My scar hurts right now, my friend shared with me as I explained my recent apprehension to schedule the c-section that has been recommended to me by my doctor at 39 weeks due to the size of my baby relative to the size of me.
She went on to say that her scar had fused to her muscles. Something that could have been prevented with some post-operative massage had she known, alleviating this painful condition that is now a part of her life. Forever. And I curse the society we live in that could give two shits about women’s health, especially when it comes to things like childbirth and motherhood.
Because if it was a man’s problem.
It would be taken care of.
Stories continue to roll in from others about the actual recovery. That maybe on paper looks like an extra day in the hospital and a couple extra weeks in bed. But that in reality sounds…
And I know now that the little voice inside of me was right. That this is not something to go lightly into. And that it is a major surgery that will slice through my entire core having implications farther reaching than what the medical community can sometimes impart.
Like my doctor said himself – there’s science and there’s life. And they are two very different things.
Because every woman is different. And maybe in a few weeks I’ll be up and about. But as a person whose life passions are centered around being physically active. What does recovery look like to me? How long until I feel like me again. And what if never. Will I regret not giving the natural way a chance for years to come as my body heals from what in some way could be considered a preemptive and elective procedure.
Don’t worry about the pain, my doctor assures me.
At the time, I was still worried about the method of delivery and wanting to give my daughter the most spiritually holistic experience.
But now…yes…the pain worries me. Because quite frankly it sounds…painful.
And also unpredictable.

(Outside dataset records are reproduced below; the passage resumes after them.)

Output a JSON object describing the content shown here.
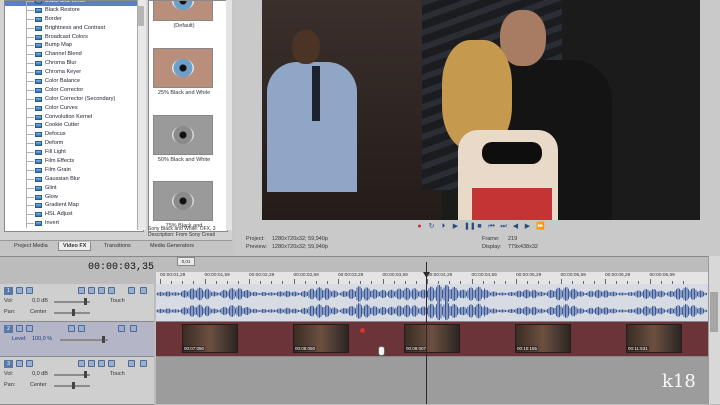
{
  "fx_tree": {
    "items": [
      "Black and White",
      "Black Restore",
      "Border",
      "Brightness and Contrast",
      "Broadcast Colors",
      "Bump Map",
      "Channel Blend",
      "Chroma Blur",
      "Chroma Keyer",
      "Color Balance",
      "Color Corrector",
      "Color Corrector (Secondary)",
      "Color Curves",
      "Convolution Kernel",
      "Cookie Cutter",
      "Defocus",
      "Deform",
      "Fill Light",
      "Film Effects",
      "Film Grain",
      "Gaussian Blur",
      "Glint",
      "Glow",
      "Gradient Map",
      "HSL Adjust",
      "Invert"
    ]
  },
  "presets": [
    {
      "label": "(Default)"
    },
    {
      "label": "25% Black and White"
    },
    {
      "label": "50% Black and White"
    },
    {
      "label": "75% Black and"
    }
  ],
  "preset_description": "Sony Black and White: OFX, 3 Description: From Sony Creati",
  "tabs": [
    "Project Media",
    "Video FX",
    "Transitions",
    "Media Generators"
  ],
  "preview_info": {
    "project_label": "Project:",
    "project_value": "1280x720x32; 59,940p",
    "preview_label": "Preview:",
    "preview_value": "1280x720x32; 59,940p",
    "frame_label": "Frame:",
    "frame_value": "219",
    "display_label": "Display:",
    "display_value": "779x438x32"
  },
  "timeline": {
    "time_code": "00:00:03,35",
    "marker": "0,01",
    "ruler_labels": [
      "00:00:01,29",
      "00:00:01,59",
      "00:00:02,29",
      "00:00:02,59",
      "00:00:03,29",
      "00:00:03,59",
      "00:00:04,29",
      "00:00:04,59",
      "00:00:05,29",
      "00:00:05,59",
      "00:00:06,29",
      "00:00:06,59"
    ]
  },
  "tracks": {
    "audio1": {
      "num": "1",
      "vol_label": "Vol:",
      "vol_value": "0,0 dB",
      "pan_label": "Pan:",
      "pan_value": "Center",
      "mode": "Touch"
    },
    "video2": {
      "num": "2",
      "level_label": "Level:",
      "level_value": "100,0 %"
    },
    "audio3": {
      "num": "3",
      "vol_label": "Vol:",
      "vol_value": "0,0 dB",
      "pan_label": "Pan:",
      "pan_value": "Center",
      "mode": "Touch"
    }
  },
  "clips": [
    {
      "label": "00:07:050"
    },
    {
      "label": "00:08:050"
    },
    {
      "label": "00:09:007"
    },
    {
      "label": "00:10:155"
    },
    {
      "label": "00:11:531"
    }
  ],
  "watermark": "k18",
  "colors": {
    "selection": "#5b7fbf",
    "video_track": "#6b3438",
    "waveform": "#3b5a99"
  }
}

A risk I’m not sure I’m willing to take unless absolutely necessary.
One that I was almost willing to acquiesce to under an assumption that the procedure wasn’t really that big of a deal. An assumption made in large part by pervasive misogyny that controls maternal health care around the world.
So much so that many women are misled into c-sections for financial gain and convenience on the part of the doctor and insurance companies – an especially rampant practice in Ecuador where they account for over 40% of births.

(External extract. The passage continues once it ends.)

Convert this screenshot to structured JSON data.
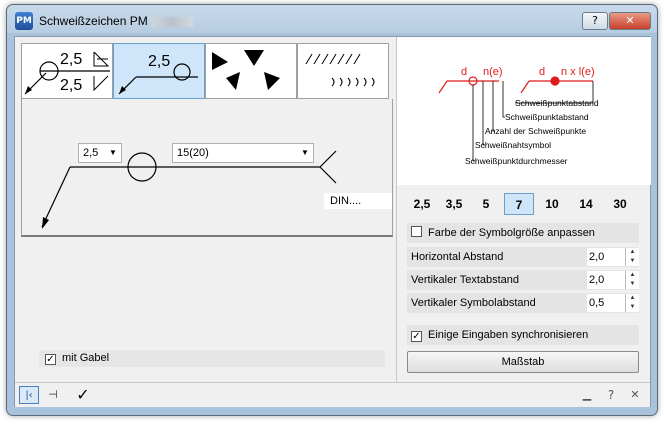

Not to mention the fact that women are also left hung out to dry after the fact without adequate advice, care or support on how to recover properly and without permanent damage.

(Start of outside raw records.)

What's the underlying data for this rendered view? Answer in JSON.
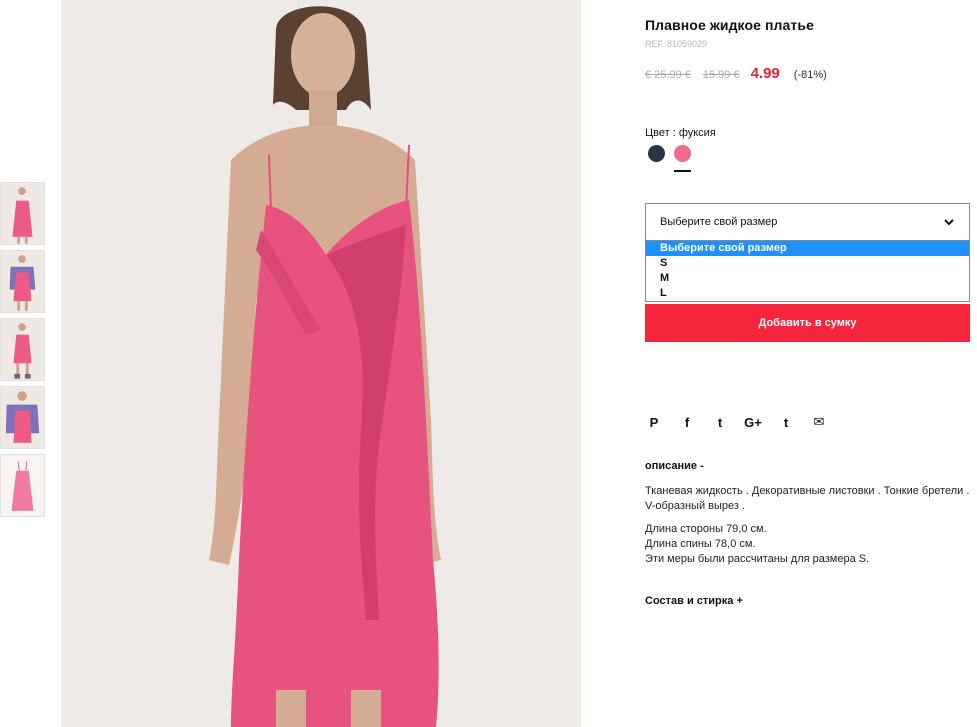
{
  "product": {
    "title": "Плавное жидкое платье",
    "ref": "REF. 81059029",
    "old_price_1": "€ 25.99 €",
    "old_price_2": "15.99 €",
    "price": "4.99",
    "discount": "(-81%)",
    "color_label": "Цвет : фуксия",
    "colors": [
      "#2b3446",
      "#ee6a8f"
    ],
    "accent": "#f5263b"
  },
  "size": {
    "placeholder": "Выберите свой размер",
    "options": [
      "Выберите свой размер",
      "S",
      "M",
      "L"
    ]
  },
  "buttons": {
    "add_to_bag": "Добавить в сумку"
  },
  "social": {
    "pinterest": "P",
    "facebook": "f",
    "twitter": "t",
    "google": "G+",
    "tumblr": "t",
    "email": "✉"
  },
  "description": {
    "heading": "описание -",
    "text": "Тканевая жидкость . Декоративные листовки . Тонкие бретели . V-образный вырез .",
    "measure_1": "Длина стороны 79,0 см.",
    "measure_2": "Длина спины 78,0 см.",
    "measure_3": "Эти меры были рассчитаны для размера S.",
    "care_heading": "Состав и стирка +"
  }
}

Although the c-section certainly does not stand alone in that regard.
Because vaginal deliveries have their own host of repercussions.
As well as byproducts of having a baby such as breastfeeding.
And that’s just purely the physical stuff.
Our bodies ripped to shreds and leaking from every orifice on a journey to repair itself from the inside out in a culture that refuses to recognize the sheer scale of what that entails. Diminishing it to a statistic that says we should be fine in “x” amount of time.
Or rather, we need to be fine whether we are or not.
Despite being mentally, physically and emotionally drained. Most likely under some kind of economic duress. Sleep-deprived and flooded with hormones.
The expectation and not the reality of the situation relayed back to our doctors with a smile and some nods in an effort to appear competent and in control. Myself maybe even being a party to perpetuating the belief that having babies is as easy as said, as it’s done. Saving the truth for friends and confidants in spaces where I feel comfortable talking about all the situations where I still pee my pants. Something a friend says she managed to avoid after her second child with physical therapy to rebuild the pelvic floor. A service that is free in France.
And I’m reminded of how much the system matters, especially when it comes to influencing the perspective. And one that supports the mother invariably creates an environment of respect, rather than one of disruption. A tiny blip that should be taken care of swiftly and without complaint. The average woman in the United States taking ten weeks of leave. Unpaid unless otherwise provided for.
With an appointment looming on Thursday. One where I was fully prepared to say okay to a c-section on Friday. I am now willing to wait for as long as they let me.
Friends, my doctor says with a wary look on his face, are sometimes not the best sources of information.
He tells me as I shift back and forth in my chair, after I casually mention I might consult some women I know who have been through one themselves.
They can be.